Some 170 million children are overweight worldwide while one in eight people in the world are estimated to suffer from chronic hunger. ICCR is currently engaging many of the largest publically-held food, beverage, restaurant, retail, and media companies to highlight the risks and opportunities they face around the public health issues of obesity and undernutrition.
Rates of obesity for children in the U.S. are more than double (and for adolescents, quadruple) what they were in 1980, a reality that has profound implications for business and society. Food marketing influences children’s food selections and diet and for this reason has been highly scrutinized by high-level officials, regulators, and civil society institutions in the last decade. Marketing unhealthy food and beverage products to youth exposes companies to significant and growing regulatory, reputational, and even litigation risks which can have bearing on financial performance. At the same time, companies that promote healthier foods are poised to benefit from rapidly increasing consumer interest in nutrition and health.
ICCR members encourage companies to create strong nutrition policies, improve the nutritional profiles of their product portfolios, market food products responsibly, increase access to healthy choices, and communicate clearly with consumers about the nutritional content of their offerings.
In 2016, Mondelez halted direct advertising to children under 12. ICCR members have been in dialogue with the company, advocating for stricter policies that will shield kids in the 6-11 age group from direct ads for snack foods and products that may compromise children’s nutrition. Child-directed advertising for snack foods, sugary drinks and other unhealthy foods has been linked to the epidemic of childhood obesity, as children are considered especially vulnerable to these advertising messages.
DineEquity, a leading company in casual and family dining and owner of the Applebee’s and IHOP brands, removed sodas as the default beverage choice on its kids’ menus. ICCR members had submitted a shareholder proposal to DineEquity management requesting that the Board of Directors issue a report, including a risk evaluation “to assess whether the scope, scale and pace of the company's nutritional initiatives are sufficient to prevent material impacts on the company's finances and operations due to public concerns about childhood obesity and public and private initiatives to eliminate or restrict the fast food environment.”
Featured ICCR Initiatives
Multi-Stakeholder Roundtables. In 2016 ICCR and the Partnership for a Healthier America (PHA) hosted a children's nutrition Roundtable Innovative In-Store Marketing Strategies: How Today’s Grocery Retailer Can Positively Impact Childhood Obesity. The Roundtable’s objective was an open and substantive dialogue that would point to feasible steps retailers can take to help consumers identify and purchase healthier food and beverage products while shopping in store.
Getting Companies to Join the Children's Food and Beverage Advertising Initiative. Since 2014, ICCR has been leading a coalition of 40 institutional investors representing over $61 billion in assets under management in sending letters to more than 30 food, restaurant, retail, and media companies urging these companies to join the Council of Better Business Bureaus’ Children’s Food and Beverage Advertising Initiative (CFBAI). The CFBAI is a voluntary self-regulation program through which many of the largest global food and beverage companies are working to shift the mix of foods advertised to children under 12 to encourage healthier dietary choices. American Licorice, one of the companies that received our letter, recently announced it was joining CFBAI.

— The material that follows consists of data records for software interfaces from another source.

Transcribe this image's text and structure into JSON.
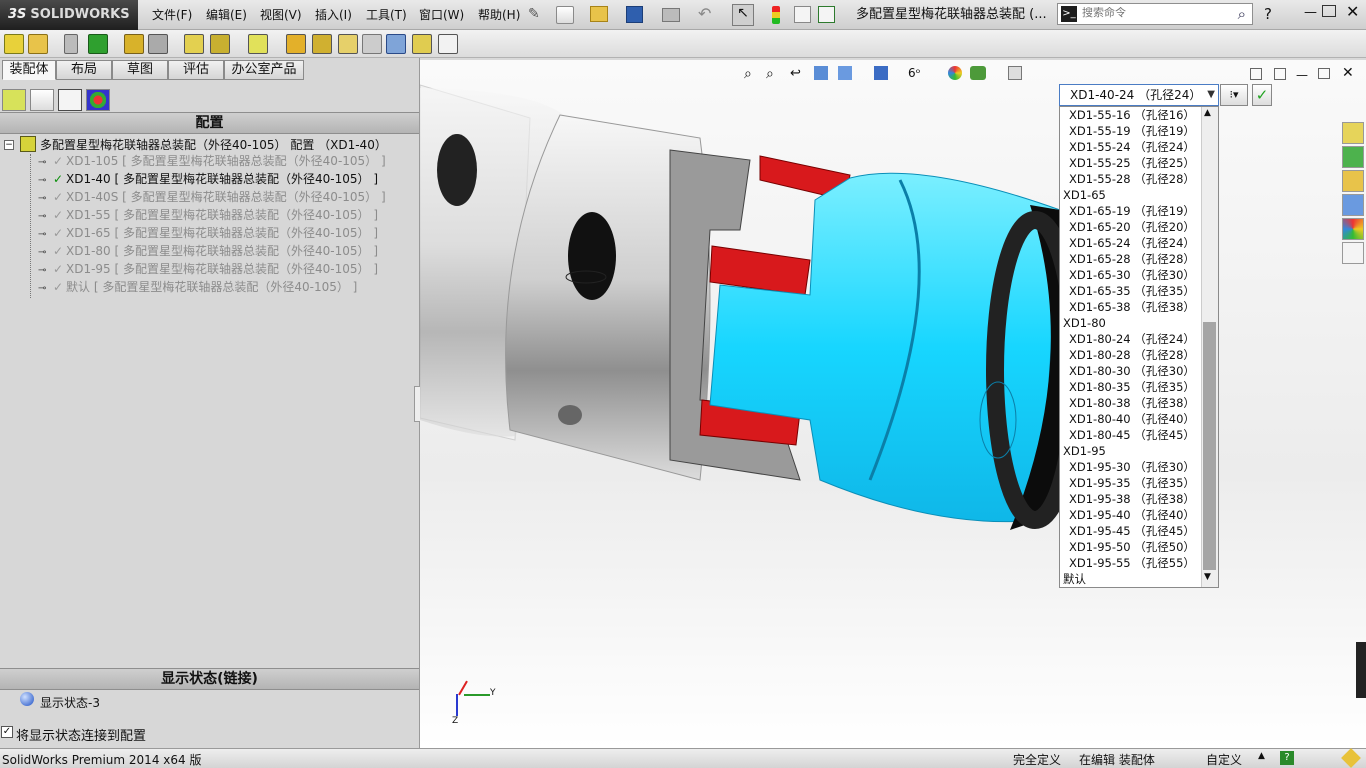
{
  "app": {
    "logo_brand": "3S",
    "logo_name": "SOLIDWORKS"
  },
  "menu": [
    {
      "label": "文件(F)"
    },
    {
      "label": "编辑(E)"
    },
    {
      "label": "视图(V)"
    },
    {
      "label": "插入(I)"
    },
    {
      "label": "工具(T)"
    },
    {
      "label": "窗口(W)"
    },
    {
      "label": "帮助(H)"
    }
  ],
  "document_title": "多配置星型梅花联轴器总装配 (...",
  "search": {
    "placeholder": "搜索命令"
  },
  "help_symbol": "?",
  "tabs": [
    {
      "label": "装配体",
      "active": true
    },
    {
      "label": "布局"
    },
    {
      "label": "草图"
    },
    {
      "label": "评估"
    },
    {
      "label": "办公室产品"
    }
  ],
  "config_panel": {
    "header": "配置",
    "root": "多配置星型梅花联轴器总装配（外径40-105） 配置 （XD1-40）",
    "items": [
      {
        "name": "XD1-105",
        "assembly": "[ 多配置星型梅花联轴器总装配（外径40-105） ]",
        "active": false
      },
      {
        "name": "XD1-40",
        "assembly": "[ 多配置星型梅花联轴器总装配（外径40-105） ]",
        "active": true
      },
      {
        "name": "XD1-40S",
        "assembly": "[ 多配置星型梅花联轴器总装配（外径40-105） ]",
        "active": false
      },
      {
        "name": "XD1-55",
        "assembly": "[ 多配置星型梅花联轴器总装配（外径40-105） ]",
        "active": false
      },
      {
        "name": "XD1-65",
        "assembly": "[ 多配置星型梅花联轴器总装配（外径40-105） ]",
        "active": false
      },
      {
        "name": "XD1-80",
        "assembly": "[ 多配置星型梅花联轴器总装配（外径40-105） ]",
        "active": false
      },
      {
        "name": "XD1-95",
        "assembly": "[ 多配置星型梅花联轴器总装配（外径40-105） ]",
        "active": false
      },
      {
        "name": "默认",
        "assembly": "[ 多配置星型梅花联轴器总装配（外径40-105） ]",
        "active": false
      }
    ]
  },
  "display_state": {
    "header": "显示状态(链接)",
    "item": "显示状态-3",
    "link_checkbox_label": "将显示状态连接到配置",
    "link_checked": true
  },
  "config_dropdown": {
    "selected": "XD1-40-24 （孔径24）",
    "options": [
      "XD1-55-16 （孔径16）",
      "XD1-55-19 （孔径19）",
      "XD1-55-24 （孔径24）",
      "XD1-55-25 （孔径25）",
      "XD1-55-28 （孔径28）",
      "XD1-65",
      "XD1-65-19 （孔径19）",
      "XD1-65-20 （孔径20）",
      "XD1-65-24 （孔径24）",
      "XD1-65-28 （孔径28）",
      "XD1-65-30 （孔径30）",
      "XD1-65-35 （孔径35）",
      "XD1-65-38 （孔径38）",
      "XD1-80",
      "XD1-80-24 （孔径24）",
      "XD1-80-28 （孔径28）",
      "XD1-80-30 （孔径30）",
      "XD1-80-35 （孔径35）",
      "XD1-80-38 （孔径38）",
      "XD1-80-40 （孔径40）",
      "XD1-80-45 （孔径45）",
      "XD1-95",
      "XD1-95-30 （孔径30）",
      "XD1-95-35 （孔径35）",
      "XD1-95-38 （孔径38）",
      "XD1-95-40 （孔径40）",
      "XD1-95-45 （孔径45）",
      "XD1-95-50 （孔径50）",
      "XD1-95-55 （孔径55）",
      "默认"
    ]
  },
  "triad": {
    "y_label": "Y",
    "z_label": "Z"
  },
  "status_bar": {
    "product": "SolidWorks Premium 2014 x64 版",
    "definition": "完全定义",
    "mode": "在编辑 装配体",
    "custom": "自定义"
  },
  "colors": {
    "coupling_blue": "#19d9ff",
    "spider_red": "#d8191c",
    "accept_green": "#22a322"
  }
}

ICCR members are taking action because they view joining the CFBAI as an initial yet critical step companies can take in confronting the childhood obesity epidemic. In order to fully establish a new, healthier norm in the marketing environment for children and ensure that childhood obesity rates fall in all communities, the CFBAI needs broader participation. With this sign-on letter, ICCR and its partners are calling on all companies that are involved in advertising foods and beverages on children’s media to take responsibility for our children’s health and demonstrate commercial foresight by joining the CFBAI.
Does Buying Groceries Online Put SNAP Participants at Risk? How to Protect Health, Privacy, and Equity. New report from the Center for Digital Democracy.
The Access to Nutrition Index: By assessing and ranking 25 of the world’s largest manufacturers on their nutrition-related commitments, practices and performance globally, ATNI aims to encourage companies to make a strong contribution to addressing poor nutrition and related diseases.
The Hudson Institute's Better for You Foods: An Opportunity To Improve Public Health And Increase Food Industry Profits: The mission of Hudson Institute’s Obesity Solutions Initiative is to bring about practical, market-oriented solutions to the world’s obesity epidemic.
The Robert Wood Johnson Foundation: Committed to tackling one of the most urgent threats to the health of our children and families—childhood obesity.
Food Marketing Workgroup: A network of more than 180 organizations and academic experts dedicated to eliminating harmful food marketing by actively identifying, investigating, and advocating changes to marketing practices that undermine health.
UConn Rudd Center for Food Policy and Obesity: The Rudd Center works to improve the world’s diet, prevent obesity, and reduce weight stigma.
Healthy Food Access Portal:The nation's first comprehensive healthy food access retail portal, a collaboration between PolicyLink, The Food Trust, and The Reinvestment Fund.